Of course, Savannah is known to most people for reasons that have nothing to do with Flannery O'Connor - in recent years, the city has attracted particular notoriety thanks to John Berendt's 1994 book Midnight in the Garden of Good and Evil and a subsequent film adaptation by Clint Eastwood. To acknowledge the Midnight connection, here is the Mercer-Williams House made famous by the book and the movie.

Less of an international tourist draw than the Mercer-Williams House but just as deserving of a visit, here is the Jepson Center for the Arts, one of several Telfair Museums in downtown Savannah.
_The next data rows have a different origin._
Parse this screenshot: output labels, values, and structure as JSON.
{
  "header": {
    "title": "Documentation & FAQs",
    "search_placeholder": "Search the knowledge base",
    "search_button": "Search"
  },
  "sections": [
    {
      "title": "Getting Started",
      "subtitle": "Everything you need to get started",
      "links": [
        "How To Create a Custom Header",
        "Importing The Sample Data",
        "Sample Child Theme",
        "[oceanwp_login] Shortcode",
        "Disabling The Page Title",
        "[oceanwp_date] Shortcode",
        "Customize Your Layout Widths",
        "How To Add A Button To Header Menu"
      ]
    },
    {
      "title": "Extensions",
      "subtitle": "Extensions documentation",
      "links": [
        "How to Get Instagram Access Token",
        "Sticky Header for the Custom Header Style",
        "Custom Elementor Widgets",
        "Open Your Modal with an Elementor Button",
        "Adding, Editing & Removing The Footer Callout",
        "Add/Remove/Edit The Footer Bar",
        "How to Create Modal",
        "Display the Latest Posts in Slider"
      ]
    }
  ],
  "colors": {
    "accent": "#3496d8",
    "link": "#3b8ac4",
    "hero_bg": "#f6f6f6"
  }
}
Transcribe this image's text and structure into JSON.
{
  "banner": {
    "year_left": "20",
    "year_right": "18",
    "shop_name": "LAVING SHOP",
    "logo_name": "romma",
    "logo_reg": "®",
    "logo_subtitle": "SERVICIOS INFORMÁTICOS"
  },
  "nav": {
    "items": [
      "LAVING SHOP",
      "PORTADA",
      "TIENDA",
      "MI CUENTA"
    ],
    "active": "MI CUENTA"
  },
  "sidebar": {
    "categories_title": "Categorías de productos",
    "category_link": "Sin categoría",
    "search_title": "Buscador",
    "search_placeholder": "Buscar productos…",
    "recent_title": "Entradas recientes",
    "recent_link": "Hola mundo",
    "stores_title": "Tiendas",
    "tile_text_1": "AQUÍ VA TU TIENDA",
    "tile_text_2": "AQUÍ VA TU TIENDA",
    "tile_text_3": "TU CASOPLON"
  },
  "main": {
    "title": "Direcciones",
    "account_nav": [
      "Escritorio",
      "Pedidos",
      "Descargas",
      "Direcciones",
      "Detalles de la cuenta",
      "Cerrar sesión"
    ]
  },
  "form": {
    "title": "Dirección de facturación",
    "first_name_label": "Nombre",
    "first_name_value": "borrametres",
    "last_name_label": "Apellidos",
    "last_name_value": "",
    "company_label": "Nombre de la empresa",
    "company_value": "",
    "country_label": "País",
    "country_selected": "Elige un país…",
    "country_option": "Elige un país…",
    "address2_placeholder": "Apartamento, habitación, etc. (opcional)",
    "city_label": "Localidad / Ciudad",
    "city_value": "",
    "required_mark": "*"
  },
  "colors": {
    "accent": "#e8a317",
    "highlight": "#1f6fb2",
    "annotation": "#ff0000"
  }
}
Housed in a lovely modern building designed by Moshe Safdie, the Jepson Center collection includes a respectable selection of works by the likes of Roy Lichtenstein and Andy Warhol as well as a Midnight icon, the Bird Girl sculpture seen on the cover of Berendt's book.

Showing that a particular Southern tradition is alive and well in Savannah, this downtown clothier features seersucker fashions for both men and women.

Broughton Street in downtown Savannah, captured at nightfall on the last evening of our trip.

On the aforementioned Broughton Street, here is my intrepid traveling companion at Chive Sea Bar and Lounge during the final dinner of our trip. Matt was the one who first came up with the idea for our Southern road trip, so it seems appropriate to end this series by thanking him again for the inspired suggestion that we spend part of the spring exploring a part of the world that was largely new to both of us. I'm grateful for his company and for the adventure, which offered a fine vacation in the weeks preceding my ordination to the priesthood. AMDG.